Recommendations: Consider as an option during pregnancy

Are there any other risks for the baby?

If you take antidepressants throughout pregnancy or during the last trimester, your baby may experience temporary discontinuation symptoms — such as jitters or irritability — at birth. Some health care providers may suggest tapering dosages until after birth to minimize newborn withdrawal symptoms, though it's unclear whether this method can reduce harmful effects. This strategy may also be unsafe for new mothers as they enter the postpartum period — a time of increased risk of mood and anxiety problems.

Some studies associate the use of antidepressants during pregnancy with preterm birth, but other studies don't support this link.

Should I switch medications?

The decision to continue or change your antidepressant medication is up to you and your health care provider. Concerns about potential risks must be weighed against the possibility that a drug substitution could fail and cause a depression relapse. Keep in mind that switching medications during pregnancy will mean that you're exposing your baby to an additional medication, which could increase the risk of side effects and congenital problems. In addition, use of more than one type of SSRI during the first trimester of pregnancy has been associated with an increased prevalence of septal heart defects.

What happens if I stop taking antidepressants during pregnancy?

If you stop taking antidepressants during pregnancy, you risk a depression relapse. A 2006 study showed that pregnant women who stopped taking antidepressants were five times more likely to experience a depression relapse than were pregnant women who continued taking the drugs.

In addition, stopping an SSRI abruptly may cause various signs and symptoms, including:

  • Nausea and vomiting
  • Chills
  • Fatigue
  • Insomnia
  • Anxiety
  • Irritability

What's the bottom line?

If you have depression and are pregnant or thinking about getting pregnant, consult your health care provider. Sometimes mild depression can be managed with psychotherapy, including counseling or other therapies. If your depression is severe or you have a recent history of depression, the risk of relapse may be greater than the risks associated with antidepressants.

Deciding how to treat your depression during pregnancy won't be easy.
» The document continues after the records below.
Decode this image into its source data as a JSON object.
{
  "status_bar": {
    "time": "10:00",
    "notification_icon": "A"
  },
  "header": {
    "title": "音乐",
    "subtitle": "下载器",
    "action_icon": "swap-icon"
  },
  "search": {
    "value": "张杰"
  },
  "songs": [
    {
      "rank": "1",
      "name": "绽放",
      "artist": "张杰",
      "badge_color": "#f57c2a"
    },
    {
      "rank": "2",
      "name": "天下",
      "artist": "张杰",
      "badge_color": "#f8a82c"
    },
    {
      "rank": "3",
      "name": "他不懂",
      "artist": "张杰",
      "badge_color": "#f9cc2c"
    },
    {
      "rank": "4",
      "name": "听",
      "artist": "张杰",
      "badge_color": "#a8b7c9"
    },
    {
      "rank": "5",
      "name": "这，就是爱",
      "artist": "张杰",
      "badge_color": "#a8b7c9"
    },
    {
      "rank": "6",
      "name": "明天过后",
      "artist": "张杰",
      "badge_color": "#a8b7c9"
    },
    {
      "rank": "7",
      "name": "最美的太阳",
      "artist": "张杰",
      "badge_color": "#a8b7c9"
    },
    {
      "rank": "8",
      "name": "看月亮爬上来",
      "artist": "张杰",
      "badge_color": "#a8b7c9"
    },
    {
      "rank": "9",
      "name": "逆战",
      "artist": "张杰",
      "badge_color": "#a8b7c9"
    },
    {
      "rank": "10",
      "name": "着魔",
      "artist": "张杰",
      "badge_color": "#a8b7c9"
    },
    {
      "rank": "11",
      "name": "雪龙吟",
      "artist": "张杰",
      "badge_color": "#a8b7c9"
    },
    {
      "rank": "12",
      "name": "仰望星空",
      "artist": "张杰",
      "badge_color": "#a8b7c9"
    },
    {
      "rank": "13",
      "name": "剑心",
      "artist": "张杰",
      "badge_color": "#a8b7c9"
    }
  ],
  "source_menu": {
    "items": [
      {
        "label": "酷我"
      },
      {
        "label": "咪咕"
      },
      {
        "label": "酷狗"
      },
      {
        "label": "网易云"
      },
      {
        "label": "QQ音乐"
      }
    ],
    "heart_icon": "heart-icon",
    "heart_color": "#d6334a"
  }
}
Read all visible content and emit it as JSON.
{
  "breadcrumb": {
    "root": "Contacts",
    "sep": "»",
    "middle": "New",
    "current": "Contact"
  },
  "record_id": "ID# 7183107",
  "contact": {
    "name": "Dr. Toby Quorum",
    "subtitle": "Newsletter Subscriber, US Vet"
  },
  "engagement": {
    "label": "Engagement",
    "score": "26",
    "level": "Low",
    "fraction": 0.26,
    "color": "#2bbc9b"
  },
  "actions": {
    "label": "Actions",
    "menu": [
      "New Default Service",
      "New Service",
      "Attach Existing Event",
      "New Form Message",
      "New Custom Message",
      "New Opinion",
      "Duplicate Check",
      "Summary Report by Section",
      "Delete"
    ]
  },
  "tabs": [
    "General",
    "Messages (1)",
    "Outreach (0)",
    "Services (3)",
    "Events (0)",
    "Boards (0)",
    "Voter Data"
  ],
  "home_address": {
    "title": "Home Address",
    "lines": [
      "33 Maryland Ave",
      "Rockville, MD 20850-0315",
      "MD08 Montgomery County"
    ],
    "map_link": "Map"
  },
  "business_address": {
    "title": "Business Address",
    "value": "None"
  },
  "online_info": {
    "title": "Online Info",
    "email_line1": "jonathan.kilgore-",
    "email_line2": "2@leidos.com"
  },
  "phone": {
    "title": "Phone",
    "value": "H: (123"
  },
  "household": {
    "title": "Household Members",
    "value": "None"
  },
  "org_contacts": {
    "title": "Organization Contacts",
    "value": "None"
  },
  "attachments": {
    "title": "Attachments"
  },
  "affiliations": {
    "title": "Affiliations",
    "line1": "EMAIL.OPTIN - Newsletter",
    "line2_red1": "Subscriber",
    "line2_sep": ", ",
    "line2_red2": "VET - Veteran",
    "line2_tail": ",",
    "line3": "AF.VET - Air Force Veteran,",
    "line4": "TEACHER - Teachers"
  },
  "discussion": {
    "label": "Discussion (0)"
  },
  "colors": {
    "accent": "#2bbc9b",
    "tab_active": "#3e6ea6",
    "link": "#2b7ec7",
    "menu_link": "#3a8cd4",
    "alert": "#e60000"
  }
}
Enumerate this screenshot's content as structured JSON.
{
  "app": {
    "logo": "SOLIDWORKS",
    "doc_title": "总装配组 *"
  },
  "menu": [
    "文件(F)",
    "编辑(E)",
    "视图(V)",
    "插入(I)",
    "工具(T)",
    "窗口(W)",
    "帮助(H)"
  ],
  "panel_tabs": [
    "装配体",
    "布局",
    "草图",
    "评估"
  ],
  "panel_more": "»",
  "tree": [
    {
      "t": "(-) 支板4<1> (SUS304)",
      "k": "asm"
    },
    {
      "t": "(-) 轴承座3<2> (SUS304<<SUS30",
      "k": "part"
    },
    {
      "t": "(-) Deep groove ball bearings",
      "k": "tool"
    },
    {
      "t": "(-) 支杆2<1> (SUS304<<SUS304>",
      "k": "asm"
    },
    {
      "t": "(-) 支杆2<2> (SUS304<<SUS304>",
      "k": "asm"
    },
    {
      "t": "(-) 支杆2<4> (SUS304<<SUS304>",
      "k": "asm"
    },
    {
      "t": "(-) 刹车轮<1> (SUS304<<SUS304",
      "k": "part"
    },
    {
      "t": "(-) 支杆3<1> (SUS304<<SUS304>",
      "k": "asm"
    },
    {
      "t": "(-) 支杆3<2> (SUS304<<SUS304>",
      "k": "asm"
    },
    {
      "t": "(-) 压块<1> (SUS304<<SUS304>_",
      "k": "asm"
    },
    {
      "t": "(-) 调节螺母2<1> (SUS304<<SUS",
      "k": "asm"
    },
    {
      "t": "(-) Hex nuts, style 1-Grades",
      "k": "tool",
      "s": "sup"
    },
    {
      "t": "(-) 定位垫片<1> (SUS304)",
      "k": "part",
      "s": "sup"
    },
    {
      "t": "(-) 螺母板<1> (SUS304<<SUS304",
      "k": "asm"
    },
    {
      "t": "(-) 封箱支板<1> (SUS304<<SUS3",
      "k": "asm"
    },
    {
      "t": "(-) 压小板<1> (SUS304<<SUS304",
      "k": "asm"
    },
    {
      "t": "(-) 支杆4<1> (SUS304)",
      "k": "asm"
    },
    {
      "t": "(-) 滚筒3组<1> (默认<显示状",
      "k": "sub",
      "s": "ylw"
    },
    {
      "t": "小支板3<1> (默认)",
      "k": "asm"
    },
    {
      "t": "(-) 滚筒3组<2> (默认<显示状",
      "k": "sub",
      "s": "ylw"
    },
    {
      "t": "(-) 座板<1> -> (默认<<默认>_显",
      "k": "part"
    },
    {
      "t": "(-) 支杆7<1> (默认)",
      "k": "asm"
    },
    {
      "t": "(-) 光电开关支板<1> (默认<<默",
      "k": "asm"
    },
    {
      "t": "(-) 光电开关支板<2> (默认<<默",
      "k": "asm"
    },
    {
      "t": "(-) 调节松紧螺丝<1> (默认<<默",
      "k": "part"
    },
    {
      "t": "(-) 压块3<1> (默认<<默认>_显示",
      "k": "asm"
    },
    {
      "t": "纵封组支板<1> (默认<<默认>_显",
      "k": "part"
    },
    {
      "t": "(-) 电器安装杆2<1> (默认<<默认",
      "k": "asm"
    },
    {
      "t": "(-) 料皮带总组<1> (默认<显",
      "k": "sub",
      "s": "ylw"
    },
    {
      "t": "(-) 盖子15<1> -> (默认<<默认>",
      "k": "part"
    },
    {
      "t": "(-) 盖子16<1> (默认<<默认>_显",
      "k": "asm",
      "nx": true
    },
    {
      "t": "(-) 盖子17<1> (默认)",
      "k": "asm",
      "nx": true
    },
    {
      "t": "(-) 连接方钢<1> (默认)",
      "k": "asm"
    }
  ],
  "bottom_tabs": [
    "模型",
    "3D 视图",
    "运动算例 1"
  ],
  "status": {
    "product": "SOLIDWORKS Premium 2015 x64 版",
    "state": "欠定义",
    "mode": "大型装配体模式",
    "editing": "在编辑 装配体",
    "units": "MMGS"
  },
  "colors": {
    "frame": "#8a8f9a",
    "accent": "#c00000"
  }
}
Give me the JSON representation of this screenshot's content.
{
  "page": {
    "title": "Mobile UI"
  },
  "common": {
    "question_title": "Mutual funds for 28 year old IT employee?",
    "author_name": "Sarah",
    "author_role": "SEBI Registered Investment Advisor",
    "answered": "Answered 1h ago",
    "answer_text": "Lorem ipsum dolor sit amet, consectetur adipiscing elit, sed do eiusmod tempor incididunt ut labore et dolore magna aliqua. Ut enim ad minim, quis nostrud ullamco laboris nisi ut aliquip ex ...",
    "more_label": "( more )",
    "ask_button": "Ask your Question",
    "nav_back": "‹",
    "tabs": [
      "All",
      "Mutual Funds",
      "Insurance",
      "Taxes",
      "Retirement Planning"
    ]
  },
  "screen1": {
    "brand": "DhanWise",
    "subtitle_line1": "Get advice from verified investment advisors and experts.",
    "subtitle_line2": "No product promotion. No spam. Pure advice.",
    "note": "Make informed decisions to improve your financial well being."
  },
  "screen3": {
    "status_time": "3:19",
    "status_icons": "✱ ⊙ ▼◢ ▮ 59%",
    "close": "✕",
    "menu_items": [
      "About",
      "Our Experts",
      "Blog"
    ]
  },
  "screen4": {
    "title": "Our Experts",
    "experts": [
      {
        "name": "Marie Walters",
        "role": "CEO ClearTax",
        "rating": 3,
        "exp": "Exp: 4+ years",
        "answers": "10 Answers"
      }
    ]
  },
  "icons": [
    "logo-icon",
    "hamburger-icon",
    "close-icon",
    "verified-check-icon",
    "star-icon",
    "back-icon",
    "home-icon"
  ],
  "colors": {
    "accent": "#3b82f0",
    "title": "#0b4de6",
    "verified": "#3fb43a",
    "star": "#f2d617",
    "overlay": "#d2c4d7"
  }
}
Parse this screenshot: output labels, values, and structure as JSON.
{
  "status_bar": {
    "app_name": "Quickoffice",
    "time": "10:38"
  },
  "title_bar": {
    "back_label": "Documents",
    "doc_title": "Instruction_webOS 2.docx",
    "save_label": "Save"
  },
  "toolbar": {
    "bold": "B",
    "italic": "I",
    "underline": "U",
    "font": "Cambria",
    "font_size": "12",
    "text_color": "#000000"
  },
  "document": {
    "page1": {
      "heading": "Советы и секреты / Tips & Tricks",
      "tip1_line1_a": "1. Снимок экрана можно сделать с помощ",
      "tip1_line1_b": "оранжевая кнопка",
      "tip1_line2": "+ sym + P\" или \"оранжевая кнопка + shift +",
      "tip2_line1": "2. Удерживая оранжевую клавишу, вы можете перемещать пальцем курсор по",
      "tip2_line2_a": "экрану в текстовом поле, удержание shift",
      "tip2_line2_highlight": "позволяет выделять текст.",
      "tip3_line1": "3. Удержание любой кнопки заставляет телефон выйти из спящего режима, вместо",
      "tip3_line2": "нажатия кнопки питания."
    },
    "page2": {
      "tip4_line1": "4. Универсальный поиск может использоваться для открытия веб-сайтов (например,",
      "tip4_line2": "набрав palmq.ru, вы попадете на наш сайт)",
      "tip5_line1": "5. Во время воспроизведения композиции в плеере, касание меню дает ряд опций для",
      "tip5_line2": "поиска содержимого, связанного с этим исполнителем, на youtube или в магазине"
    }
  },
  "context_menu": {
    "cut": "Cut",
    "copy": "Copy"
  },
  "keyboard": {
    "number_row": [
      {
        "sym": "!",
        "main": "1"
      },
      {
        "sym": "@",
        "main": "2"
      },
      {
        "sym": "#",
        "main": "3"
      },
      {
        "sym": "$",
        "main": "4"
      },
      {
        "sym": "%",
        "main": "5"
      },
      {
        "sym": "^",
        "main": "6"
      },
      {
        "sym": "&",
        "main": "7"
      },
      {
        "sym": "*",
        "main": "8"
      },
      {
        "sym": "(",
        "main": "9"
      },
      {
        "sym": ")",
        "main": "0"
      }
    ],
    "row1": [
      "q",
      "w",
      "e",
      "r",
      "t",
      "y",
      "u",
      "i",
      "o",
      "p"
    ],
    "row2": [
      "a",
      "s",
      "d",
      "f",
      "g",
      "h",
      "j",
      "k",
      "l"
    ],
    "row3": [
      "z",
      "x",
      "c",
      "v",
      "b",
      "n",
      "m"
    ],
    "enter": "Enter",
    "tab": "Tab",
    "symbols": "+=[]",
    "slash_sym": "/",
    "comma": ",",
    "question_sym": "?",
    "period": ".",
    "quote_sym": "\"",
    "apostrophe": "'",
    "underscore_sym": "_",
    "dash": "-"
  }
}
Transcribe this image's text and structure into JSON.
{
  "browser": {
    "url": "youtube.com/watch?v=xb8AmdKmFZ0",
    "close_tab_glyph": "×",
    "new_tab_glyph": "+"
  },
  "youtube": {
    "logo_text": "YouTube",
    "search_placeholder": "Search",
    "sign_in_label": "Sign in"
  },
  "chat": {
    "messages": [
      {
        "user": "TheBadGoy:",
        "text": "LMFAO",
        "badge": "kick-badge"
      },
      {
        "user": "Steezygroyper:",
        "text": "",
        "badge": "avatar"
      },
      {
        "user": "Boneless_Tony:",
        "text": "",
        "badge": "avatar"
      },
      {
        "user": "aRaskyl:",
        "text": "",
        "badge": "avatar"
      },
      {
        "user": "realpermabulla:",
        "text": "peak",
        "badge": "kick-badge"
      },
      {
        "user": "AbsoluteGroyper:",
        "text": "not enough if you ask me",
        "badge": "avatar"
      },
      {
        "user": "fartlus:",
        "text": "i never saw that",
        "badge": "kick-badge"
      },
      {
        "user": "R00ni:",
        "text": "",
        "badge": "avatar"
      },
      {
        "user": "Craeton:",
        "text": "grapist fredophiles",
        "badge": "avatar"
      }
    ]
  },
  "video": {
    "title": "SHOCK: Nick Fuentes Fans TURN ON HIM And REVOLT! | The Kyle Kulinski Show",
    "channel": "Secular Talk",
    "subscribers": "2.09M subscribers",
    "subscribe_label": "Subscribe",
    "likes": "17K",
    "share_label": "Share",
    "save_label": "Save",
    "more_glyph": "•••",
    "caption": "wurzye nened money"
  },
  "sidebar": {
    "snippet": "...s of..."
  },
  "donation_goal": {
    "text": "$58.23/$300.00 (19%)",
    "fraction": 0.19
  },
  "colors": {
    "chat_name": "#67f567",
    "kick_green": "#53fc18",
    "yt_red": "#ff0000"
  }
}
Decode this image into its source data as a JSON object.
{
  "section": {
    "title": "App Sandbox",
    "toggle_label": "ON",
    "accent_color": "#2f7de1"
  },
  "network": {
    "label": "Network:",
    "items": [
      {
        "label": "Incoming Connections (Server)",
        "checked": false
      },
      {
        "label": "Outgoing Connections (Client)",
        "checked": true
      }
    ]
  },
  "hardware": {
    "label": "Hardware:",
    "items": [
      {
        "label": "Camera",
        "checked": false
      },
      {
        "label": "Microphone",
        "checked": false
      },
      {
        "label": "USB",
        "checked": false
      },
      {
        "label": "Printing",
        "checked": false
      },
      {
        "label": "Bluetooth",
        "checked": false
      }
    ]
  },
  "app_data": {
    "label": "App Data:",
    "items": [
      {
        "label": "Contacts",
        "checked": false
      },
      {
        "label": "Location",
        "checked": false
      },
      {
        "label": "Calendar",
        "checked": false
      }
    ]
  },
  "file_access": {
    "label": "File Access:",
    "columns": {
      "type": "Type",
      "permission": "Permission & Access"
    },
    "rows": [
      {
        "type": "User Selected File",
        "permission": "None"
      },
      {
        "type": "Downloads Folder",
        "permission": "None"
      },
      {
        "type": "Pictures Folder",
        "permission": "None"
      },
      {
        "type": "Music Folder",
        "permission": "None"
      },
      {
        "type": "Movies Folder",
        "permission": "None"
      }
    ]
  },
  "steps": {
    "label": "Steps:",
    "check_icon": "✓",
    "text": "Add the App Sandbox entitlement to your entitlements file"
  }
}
The risks and benefits of taking medication during pregnancy must be weighed carefully on a case-by-case basis. Work with your health care provider to make an informed choice that gives you — and your baby — the best chance for long-term health.

Last Updated: 2009-12-17
© 1998-2014 Mayo Foundation for Medical Education and Research (MFMER). All rights reserved. A single copy of these materials may be reprinted for noncommercial personal use only. "Mayo," "Mayo Clinic," "MayoClinic.com," "Mayo Clinic Health Information," "Reliable information for a healthier life" and the triple-shield Mayo logo are trademarks of Mayo Foundation for Medical Education and Research.

Terms and conditions of use

 

Bookmark and Share   E-Mail Page   Printer Friendly Version